§ Data provided
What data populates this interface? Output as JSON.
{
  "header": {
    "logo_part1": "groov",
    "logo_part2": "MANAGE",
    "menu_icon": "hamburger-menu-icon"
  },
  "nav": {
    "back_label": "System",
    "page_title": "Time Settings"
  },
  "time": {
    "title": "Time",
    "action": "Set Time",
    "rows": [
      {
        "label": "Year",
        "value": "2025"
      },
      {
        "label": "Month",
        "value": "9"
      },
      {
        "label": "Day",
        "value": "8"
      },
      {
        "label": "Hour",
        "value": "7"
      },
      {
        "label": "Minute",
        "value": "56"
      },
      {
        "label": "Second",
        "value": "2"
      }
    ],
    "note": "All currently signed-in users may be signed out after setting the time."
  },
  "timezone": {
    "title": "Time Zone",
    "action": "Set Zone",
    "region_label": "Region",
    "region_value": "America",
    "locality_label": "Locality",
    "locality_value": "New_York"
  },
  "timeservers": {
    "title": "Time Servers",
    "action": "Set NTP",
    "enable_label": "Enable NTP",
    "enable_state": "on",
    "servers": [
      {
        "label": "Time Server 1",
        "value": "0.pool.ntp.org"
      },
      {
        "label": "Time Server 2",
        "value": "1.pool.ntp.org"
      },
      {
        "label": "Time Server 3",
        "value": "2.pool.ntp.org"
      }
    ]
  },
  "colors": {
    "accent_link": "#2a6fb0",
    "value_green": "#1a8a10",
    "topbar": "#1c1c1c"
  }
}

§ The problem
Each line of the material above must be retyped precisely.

§ Solution to this task
What data populates this interface? Output as JSON.
{
  "header": {
    "logo_part1": "groov",
    "logo_part2": "MANAGE",
    "menu_icon": "hamburger-menu-icon"
  },
  "nav": {
    "back_label": "System",
    "page_title": "Time Settings"
  },
  "time": {
    "title": "Time",
    "action": "Set Time",
    "rows": [
      {
        "label": "Year",
        "value": "2025"
      },
      {
        "label": "Month",
        "value": "9"
      },
      {
        "label": "Day",
        "value": "8"
      },
      {
        "label": "Hour",
        "value": "7"
      },
      {
        "label": "Minute",
        "value": "56"
      },
      {
        "label": "Second",
        "value": "2"
      }
    ],
    "note": "All currently signed-in users may be signed out after setting the time."
  },
  "timezone": {
    "title": "Time Zone",
    "action": "Set Zone",
    "region_label": "Region",
    "region_value": "America",
    "locality_label": "Locality",
    "locality_value": "New_York"
  },
  "timeservers": {
    "title": "Time Servers",
    "action": "Set NTP",
    "enable_label": "Enable NTP",
    "enable_state": "on",
    "servers": [
      {
        "label": "Time Server 1",
        "value": "0.pool.ntp.org"
      },
      {
        "label": "Time Server 2",
        "value": "1.pool.ntp.org"
      },
      {
        "label": "Time Server 3",
        "value": "2.pool.ntp.org"
      }
    ]
  },
  "colors": {
    "accent_link": "#2a6fb0",
    "value_green": "#1a8a10",
    "topbar": "#1c1c1c"
  }
}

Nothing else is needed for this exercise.